WHAT YOU SHOULD DO — When a line below contains the string "mayores", show that line.

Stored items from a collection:
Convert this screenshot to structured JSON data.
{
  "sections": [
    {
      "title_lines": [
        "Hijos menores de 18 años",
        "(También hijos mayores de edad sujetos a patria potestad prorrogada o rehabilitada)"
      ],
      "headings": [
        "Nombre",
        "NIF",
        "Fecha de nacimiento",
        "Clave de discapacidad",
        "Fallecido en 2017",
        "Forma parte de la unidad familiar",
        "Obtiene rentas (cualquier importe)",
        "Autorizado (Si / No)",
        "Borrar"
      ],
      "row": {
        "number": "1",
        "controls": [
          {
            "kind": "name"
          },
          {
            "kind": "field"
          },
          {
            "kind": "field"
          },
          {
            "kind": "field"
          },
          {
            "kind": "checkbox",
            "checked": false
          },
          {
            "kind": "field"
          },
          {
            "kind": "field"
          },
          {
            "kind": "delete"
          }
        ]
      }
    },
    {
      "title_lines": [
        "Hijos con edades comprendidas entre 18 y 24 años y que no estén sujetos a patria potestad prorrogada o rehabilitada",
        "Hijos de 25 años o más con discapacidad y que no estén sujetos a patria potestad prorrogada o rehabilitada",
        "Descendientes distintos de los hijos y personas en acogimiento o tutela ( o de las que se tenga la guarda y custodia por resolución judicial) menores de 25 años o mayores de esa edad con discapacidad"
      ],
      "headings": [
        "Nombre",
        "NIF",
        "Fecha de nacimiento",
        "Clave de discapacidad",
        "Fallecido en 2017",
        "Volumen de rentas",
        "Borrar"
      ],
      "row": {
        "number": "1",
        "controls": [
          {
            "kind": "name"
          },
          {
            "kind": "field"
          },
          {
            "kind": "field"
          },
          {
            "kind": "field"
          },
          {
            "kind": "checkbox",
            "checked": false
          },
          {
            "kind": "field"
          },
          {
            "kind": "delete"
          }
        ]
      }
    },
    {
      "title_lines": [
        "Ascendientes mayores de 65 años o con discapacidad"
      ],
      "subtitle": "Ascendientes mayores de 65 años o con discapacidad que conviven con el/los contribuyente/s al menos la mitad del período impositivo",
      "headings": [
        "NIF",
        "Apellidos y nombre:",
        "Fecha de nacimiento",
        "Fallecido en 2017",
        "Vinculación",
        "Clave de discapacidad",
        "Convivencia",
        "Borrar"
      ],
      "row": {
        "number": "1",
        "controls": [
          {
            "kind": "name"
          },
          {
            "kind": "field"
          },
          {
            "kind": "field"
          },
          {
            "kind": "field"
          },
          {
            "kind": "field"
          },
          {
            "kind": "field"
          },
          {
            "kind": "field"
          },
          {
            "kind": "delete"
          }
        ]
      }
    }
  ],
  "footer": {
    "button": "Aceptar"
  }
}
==
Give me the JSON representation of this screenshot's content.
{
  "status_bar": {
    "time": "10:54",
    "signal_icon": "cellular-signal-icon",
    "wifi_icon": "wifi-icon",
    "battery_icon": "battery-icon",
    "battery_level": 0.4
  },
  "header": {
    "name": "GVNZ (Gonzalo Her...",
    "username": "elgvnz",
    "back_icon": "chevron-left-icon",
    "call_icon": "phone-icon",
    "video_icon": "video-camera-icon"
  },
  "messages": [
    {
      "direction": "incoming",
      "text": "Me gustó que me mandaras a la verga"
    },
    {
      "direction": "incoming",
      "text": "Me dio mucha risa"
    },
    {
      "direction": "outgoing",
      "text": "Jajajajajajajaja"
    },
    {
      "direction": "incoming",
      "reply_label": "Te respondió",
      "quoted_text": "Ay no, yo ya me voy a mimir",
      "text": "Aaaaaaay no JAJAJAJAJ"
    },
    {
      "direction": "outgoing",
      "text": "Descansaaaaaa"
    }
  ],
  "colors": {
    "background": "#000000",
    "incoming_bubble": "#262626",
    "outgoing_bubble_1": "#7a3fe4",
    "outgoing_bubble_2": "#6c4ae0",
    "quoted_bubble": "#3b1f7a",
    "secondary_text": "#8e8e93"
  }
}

TASK SOLUTION —
        "(También hijos mayores de edad sujetos a patria potestad prorrogada o rehabilitada)"
        "Descendientes distintos de los hijos y personas en acogimiento o tutela ( o de las que se tenga la guarda y custodia por resolución judicial) menores de 25 años o mayores de esa edad con discapacidad"
        "Ascendientes mayores de 65 años o con discapacidad"
      "subtitle": "Ascendientes mayores de 65 años o con discapacidad que conviven con el/los contribuyente/s al menos la mitad del período impositivo",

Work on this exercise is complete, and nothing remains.